India: MSF opens 100-bed COVID-19 treatment center in Bihar

Dr Nisha Mohan inspecting the COVID-19 treatment ward.

India 2020 © Garvit Nangia/MSF

NEW YORK/PATNA, JUNE 19, 2020—As the number of confirmed COVID-19 cases continues to rise in India, Doctors Without Borders/Médecins Sans Frontières (MSF) today opened a 100-bed temporary treatment center for COVID-19 patients in Patna, the capital of Bihar state in the northeast of the country.

The international medical humanitarian organization’s treatment center will offer inpatient care, health education, mental health support, and access to all essential drugs and medical supplies needed to manage moderate cases. This will help alleviate the strain on dedicated government-run COVID-19 treatment hospitals and allow them to focus on the most severe and critical cases.

“Responding to emergencies is at the core of what MSF does,” said Dr. Prince Mathew, MSF’s regional head of mission in Asia. “We are using our knowledge and experience in epidemic management to help mitigate the impact of COVID-19 in Bihar state.”

The center—located in the former Patliputra Sports Complex in Patna Indoor Stadium—is fully managed by MSF. The 180 MSF staff there will initially provide medical care to patients with mild or moderate symptoms to support the isolation of confirmed COVID-19 cases, as well as help reduce community spread.

“This pandemic affects us all,” said Dr. Mathew “For this reason, the response needs teamwork. Our partnership with the local health authorities enables us to increase treatment capacity, reduce mortality, and prevent infections in the state.”

The number of confirmed cases of COVID-19 in India has surpassed 380,000 as of June 19. Restrictions on the movement of people, which have been in place since early March, have lessened over the last few weeks in many areas. However, cases are expected to continue to rise. Some areas of the country are seen as hotspots or particularly vulnerable to outbreaks, such as Bihar, which has seen millions of people returning to the state from work in other parts of India.

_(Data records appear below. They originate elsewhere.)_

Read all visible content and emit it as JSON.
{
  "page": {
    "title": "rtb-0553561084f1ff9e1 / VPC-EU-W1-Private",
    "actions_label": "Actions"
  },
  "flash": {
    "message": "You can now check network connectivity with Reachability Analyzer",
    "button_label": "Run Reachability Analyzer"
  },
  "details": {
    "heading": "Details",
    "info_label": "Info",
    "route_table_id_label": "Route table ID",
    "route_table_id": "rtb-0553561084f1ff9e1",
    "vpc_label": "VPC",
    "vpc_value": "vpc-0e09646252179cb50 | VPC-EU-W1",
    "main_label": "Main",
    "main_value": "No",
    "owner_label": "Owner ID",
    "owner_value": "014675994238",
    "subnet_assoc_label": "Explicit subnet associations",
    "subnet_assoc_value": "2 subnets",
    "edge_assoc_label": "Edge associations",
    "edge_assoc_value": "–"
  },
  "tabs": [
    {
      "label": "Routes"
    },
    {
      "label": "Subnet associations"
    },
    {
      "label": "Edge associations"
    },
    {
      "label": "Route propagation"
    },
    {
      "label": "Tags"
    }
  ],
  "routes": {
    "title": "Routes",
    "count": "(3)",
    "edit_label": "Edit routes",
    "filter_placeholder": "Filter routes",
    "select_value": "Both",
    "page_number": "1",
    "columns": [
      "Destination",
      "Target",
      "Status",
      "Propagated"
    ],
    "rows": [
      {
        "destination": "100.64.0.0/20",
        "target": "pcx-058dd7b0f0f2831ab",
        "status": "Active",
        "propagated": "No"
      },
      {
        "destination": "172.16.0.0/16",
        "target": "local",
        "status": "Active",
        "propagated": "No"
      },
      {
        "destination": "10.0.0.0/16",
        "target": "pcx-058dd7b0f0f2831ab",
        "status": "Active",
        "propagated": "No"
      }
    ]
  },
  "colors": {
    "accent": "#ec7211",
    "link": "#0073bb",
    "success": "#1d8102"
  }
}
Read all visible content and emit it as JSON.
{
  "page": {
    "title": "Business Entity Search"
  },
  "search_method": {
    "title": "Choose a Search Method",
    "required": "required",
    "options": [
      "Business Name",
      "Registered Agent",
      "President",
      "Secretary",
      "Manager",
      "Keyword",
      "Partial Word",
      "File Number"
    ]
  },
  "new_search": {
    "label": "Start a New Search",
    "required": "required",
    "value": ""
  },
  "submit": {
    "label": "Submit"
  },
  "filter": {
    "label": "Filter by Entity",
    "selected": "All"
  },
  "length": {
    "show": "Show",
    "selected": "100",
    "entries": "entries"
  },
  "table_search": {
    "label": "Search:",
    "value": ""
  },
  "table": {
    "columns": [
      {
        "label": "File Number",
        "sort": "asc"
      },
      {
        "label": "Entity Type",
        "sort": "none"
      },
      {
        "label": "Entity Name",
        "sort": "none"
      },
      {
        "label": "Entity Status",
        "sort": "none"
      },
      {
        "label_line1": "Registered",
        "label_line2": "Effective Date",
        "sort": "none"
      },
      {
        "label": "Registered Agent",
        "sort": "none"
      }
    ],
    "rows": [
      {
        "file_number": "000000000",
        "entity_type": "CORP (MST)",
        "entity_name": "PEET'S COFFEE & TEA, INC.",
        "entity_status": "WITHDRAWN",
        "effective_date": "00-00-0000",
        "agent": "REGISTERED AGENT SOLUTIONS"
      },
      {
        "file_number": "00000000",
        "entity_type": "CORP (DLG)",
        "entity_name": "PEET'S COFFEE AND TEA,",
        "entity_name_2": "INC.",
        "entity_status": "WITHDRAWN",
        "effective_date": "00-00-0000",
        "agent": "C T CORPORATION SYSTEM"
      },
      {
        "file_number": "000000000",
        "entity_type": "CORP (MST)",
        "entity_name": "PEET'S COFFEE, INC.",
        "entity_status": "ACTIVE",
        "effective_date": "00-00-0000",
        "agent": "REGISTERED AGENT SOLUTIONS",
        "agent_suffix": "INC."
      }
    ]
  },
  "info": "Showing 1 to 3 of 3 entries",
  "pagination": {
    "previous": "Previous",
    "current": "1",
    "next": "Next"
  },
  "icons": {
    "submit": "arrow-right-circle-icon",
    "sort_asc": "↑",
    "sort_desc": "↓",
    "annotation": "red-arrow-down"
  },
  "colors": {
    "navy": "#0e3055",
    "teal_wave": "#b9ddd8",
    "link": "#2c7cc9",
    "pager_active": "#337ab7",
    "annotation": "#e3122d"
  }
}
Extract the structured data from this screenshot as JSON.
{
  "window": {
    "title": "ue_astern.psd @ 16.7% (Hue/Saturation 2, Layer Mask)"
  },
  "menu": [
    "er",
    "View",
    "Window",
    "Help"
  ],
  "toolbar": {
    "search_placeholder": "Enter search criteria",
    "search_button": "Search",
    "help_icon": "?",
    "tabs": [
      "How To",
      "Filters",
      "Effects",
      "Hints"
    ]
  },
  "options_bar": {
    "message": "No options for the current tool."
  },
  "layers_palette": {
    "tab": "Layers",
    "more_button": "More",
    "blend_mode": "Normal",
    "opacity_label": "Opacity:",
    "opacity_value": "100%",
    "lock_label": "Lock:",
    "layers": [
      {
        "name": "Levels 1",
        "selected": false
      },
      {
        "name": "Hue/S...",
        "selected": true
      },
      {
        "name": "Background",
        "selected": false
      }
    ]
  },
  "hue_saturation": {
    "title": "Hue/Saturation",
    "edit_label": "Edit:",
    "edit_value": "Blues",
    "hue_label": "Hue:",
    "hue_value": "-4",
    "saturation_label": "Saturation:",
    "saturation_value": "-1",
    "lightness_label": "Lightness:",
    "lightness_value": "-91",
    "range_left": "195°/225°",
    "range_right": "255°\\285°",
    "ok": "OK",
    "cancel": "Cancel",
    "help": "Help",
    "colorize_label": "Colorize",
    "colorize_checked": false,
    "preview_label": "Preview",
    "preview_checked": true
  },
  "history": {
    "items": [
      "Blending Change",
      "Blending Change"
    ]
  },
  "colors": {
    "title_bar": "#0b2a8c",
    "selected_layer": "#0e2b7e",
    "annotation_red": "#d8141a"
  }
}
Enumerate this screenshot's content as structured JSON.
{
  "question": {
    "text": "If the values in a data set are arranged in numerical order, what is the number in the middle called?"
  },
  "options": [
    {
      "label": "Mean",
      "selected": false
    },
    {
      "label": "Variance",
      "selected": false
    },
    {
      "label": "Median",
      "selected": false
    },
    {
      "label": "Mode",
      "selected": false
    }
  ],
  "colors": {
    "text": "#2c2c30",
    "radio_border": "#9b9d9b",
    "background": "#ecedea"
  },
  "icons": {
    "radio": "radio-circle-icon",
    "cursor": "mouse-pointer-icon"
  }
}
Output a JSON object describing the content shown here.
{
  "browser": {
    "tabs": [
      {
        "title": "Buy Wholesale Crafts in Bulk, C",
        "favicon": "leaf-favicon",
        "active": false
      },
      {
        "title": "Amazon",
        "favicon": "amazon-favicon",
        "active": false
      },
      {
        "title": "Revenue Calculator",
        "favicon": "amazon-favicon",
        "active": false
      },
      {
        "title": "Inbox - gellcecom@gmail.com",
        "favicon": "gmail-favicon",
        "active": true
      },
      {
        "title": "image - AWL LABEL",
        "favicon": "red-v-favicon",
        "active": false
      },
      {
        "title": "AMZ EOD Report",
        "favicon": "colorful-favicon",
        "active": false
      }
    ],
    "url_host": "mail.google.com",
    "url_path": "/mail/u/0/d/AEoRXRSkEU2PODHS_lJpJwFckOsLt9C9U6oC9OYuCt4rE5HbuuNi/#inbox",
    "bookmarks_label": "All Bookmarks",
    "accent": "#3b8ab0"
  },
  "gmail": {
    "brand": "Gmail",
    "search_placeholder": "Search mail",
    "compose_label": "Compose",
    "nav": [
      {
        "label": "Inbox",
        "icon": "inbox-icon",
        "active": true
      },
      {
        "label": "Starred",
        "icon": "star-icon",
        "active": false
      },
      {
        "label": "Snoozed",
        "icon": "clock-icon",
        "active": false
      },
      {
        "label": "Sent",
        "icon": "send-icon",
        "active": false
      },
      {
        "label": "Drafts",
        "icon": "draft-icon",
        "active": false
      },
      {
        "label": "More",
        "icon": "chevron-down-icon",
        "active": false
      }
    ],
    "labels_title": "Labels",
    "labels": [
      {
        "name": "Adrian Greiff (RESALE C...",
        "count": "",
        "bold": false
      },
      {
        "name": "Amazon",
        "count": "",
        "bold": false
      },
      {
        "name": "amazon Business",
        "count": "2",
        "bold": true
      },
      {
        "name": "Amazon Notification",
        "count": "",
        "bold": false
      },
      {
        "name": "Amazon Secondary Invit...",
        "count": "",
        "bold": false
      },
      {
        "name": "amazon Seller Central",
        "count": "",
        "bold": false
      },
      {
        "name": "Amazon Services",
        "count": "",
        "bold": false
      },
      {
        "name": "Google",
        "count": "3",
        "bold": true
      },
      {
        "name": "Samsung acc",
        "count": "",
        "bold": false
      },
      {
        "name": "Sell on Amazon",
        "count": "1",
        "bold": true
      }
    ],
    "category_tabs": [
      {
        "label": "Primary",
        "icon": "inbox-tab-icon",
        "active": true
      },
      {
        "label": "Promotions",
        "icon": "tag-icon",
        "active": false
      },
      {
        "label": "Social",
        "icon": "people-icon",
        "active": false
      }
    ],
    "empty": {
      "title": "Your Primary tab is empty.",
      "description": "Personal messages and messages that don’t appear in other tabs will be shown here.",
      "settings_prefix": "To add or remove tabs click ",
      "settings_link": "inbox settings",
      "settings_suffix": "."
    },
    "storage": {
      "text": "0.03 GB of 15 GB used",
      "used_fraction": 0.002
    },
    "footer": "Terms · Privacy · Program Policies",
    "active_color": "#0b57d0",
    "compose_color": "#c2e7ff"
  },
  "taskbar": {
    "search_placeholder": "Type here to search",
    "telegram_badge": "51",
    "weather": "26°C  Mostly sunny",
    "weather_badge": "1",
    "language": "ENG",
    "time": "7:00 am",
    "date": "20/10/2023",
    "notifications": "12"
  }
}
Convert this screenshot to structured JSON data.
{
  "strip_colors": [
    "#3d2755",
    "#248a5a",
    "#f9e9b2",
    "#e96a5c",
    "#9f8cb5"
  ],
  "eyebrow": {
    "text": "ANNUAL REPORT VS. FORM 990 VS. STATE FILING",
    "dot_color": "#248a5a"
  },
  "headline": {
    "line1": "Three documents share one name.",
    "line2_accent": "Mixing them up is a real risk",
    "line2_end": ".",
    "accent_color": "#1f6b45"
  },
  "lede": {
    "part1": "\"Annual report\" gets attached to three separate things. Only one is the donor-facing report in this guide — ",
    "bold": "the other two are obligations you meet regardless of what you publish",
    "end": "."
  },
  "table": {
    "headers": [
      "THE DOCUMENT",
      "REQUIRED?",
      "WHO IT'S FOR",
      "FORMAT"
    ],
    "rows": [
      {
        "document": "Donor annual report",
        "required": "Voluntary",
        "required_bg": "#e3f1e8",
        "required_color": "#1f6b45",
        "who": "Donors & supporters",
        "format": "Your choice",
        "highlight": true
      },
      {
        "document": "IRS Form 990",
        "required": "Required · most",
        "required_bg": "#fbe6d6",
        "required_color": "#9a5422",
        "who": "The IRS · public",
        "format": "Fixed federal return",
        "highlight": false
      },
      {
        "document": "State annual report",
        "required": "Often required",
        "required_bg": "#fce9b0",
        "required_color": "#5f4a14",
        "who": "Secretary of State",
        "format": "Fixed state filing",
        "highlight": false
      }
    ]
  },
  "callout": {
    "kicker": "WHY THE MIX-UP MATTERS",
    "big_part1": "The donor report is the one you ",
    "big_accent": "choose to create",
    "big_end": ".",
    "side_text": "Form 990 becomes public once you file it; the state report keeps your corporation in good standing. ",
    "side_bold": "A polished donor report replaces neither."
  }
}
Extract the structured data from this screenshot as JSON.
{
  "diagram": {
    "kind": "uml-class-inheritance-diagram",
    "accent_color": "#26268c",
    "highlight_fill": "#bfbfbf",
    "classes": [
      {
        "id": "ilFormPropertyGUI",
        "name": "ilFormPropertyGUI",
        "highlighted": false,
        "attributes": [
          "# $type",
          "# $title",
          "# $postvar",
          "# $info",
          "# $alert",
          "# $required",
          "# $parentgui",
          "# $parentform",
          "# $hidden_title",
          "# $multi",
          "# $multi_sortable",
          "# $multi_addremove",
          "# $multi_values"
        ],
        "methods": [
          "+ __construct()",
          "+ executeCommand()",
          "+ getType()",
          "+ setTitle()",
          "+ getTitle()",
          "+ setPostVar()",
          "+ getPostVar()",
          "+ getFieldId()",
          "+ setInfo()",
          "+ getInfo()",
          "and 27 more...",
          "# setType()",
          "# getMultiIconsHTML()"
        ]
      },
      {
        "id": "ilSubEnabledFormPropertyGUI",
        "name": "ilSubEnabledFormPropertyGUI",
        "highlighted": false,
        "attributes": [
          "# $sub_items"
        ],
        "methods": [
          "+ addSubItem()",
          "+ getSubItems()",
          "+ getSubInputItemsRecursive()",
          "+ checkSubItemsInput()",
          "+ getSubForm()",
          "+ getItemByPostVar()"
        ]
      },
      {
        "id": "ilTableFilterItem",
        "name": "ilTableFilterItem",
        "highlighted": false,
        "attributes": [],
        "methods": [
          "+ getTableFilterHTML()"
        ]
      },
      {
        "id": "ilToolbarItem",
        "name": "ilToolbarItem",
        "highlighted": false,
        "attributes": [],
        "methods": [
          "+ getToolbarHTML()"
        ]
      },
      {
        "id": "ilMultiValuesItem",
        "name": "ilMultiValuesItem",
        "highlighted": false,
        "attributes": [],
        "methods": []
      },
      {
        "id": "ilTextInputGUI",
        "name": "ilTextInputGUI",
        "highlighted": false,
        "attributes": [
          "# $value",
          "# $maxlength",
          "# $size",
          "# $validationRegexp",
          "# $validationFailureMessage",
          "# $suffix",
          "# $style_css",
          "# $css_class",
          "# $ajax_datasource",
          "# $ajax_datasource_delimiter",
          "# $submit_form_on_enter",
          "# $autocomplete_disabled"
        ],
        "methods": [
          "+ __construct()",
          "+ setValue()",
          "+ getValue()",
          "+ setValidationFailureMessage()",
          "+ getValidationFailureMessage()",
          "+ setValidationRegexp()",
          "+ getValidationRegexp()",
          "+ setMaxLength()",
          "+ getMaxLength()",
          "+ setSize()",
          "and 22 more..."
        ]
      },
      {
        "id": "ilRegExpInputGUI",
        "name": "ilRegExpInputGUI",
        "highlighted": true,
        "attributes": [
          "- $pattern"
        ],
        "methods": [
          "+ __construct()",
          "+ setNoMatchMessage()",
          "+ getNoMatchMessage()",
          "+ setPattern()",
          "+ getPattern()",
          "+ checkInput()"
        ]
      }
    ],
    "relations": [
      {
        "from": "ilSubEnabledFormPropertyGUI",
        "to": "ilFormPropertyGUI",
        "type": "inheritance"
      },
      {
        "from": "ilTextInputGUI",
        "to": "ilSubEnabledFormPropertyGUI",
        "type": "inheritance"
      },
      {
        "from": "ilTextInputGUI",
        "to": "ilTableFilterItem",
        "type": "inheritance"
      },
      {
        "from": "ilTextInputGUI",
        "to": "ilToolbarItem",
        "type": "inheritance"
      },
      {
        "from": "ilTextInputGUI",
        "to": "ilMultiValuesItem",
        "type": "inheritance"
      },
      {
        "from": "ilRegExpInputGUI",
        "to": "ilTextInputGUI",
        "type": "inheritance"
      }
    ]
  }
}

As the pandemic evolves and oxygen demands are expected to exceed existing supplies, MSF’s focus will switch to providing high-flow oxygen to moderate and severe cases and dignified palliative care to those who require it. Teams are collaborating with the Bihar government and health authority, which will refer people with moderate and severe symptoms to the MSF facility.

“In these times when the world is grappling with a pandemic, it is essential for all stakeholders to work together and fight this battle against COVID-19,” said Mangal Pandey, the health minister in Bihar. “This initiative by MSF to open a temporary hospital to provide free treatment to COVID-19 positive patients in Patna is an excellent example of how every contribution counts, and the Bihar government wholeheartedly supports their work.”

MSF has been working in India since 1999, providing free-of-charge essential healthcare in Andhra Pradesh, Bihar, Chhattisgarh, Delhi, Jammu & Kashmir, Jharkhand, Maharashtra, Manipur, Telangana, and Uttar Pradesh. MSF has a long history of humanitarian medical work in Bihar over the last 10 years, including in Darbhanga district for malnutrition and in Hajipur for Kala Azar. Currently in Patna, MSF runs a treatment ward at the Guru Gobind Singh Hospital for the treatment of advanced HIV patients with severe complications.